▸ What you need to do: Exact copy, no pictures: return all the records as they stand.

▸ Exercise materials:
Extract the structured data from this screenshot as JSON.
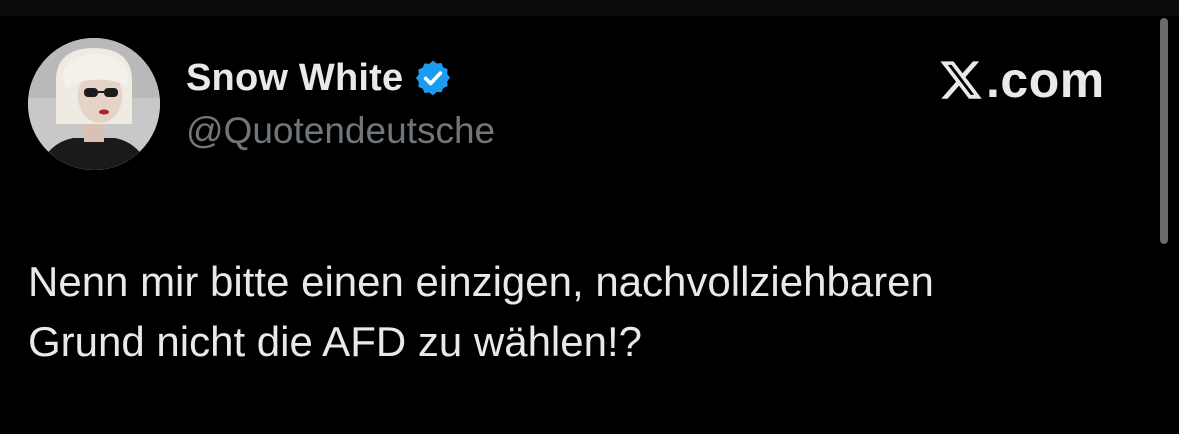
{
  "post": {
    "author": {
      "display_name": "Snow White",
      "handle": "@Quotendeutsche",
      "verified_icon": "verified-badge-icon",
      "avatar_icon": "profile-photo"
    },
    "brand": {
      "icon": "x-logo-icon",
      "text": ".com"
    },
    "text_lines": [
      "Nenn mir bitte einen einzigen, nachvollziehbaren",
      "Grund nicht die AFD zu wählen!?"
    ]
  },
  "colors": {
    "background": "#000000",
    "primary_text": "#e7e9ea",
    "secondary_text": "#71767b",
    "verified_blue": "#1d9bf0"
  }
}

▸ Exercise response:
Extract the structured data from this screenshot as JSON.
{
  "post": {
    "author": {
      "display_name": "Snow White",
      "handle": "@Quotendeutsche",
      "verified_icon": "verified-badge-icon",
      "avatar_icon": "profile-photo"
    },
    "brand": {
      "icon": "x-logo-icon",
      "text": ".com"
    },
    "text_lines": [
      "Nenn mir bitte einen einzigen, nachvollziehbaren",
      "Grund nicht die AFD zu wählen!?"
    ]
  },
  "colors": {
    "background": "#000000",
    "primary_text": "#e7e9ea",
    "secondary_text": "#71767b",
    "verified_blue": "#1d9bf0"
  }
}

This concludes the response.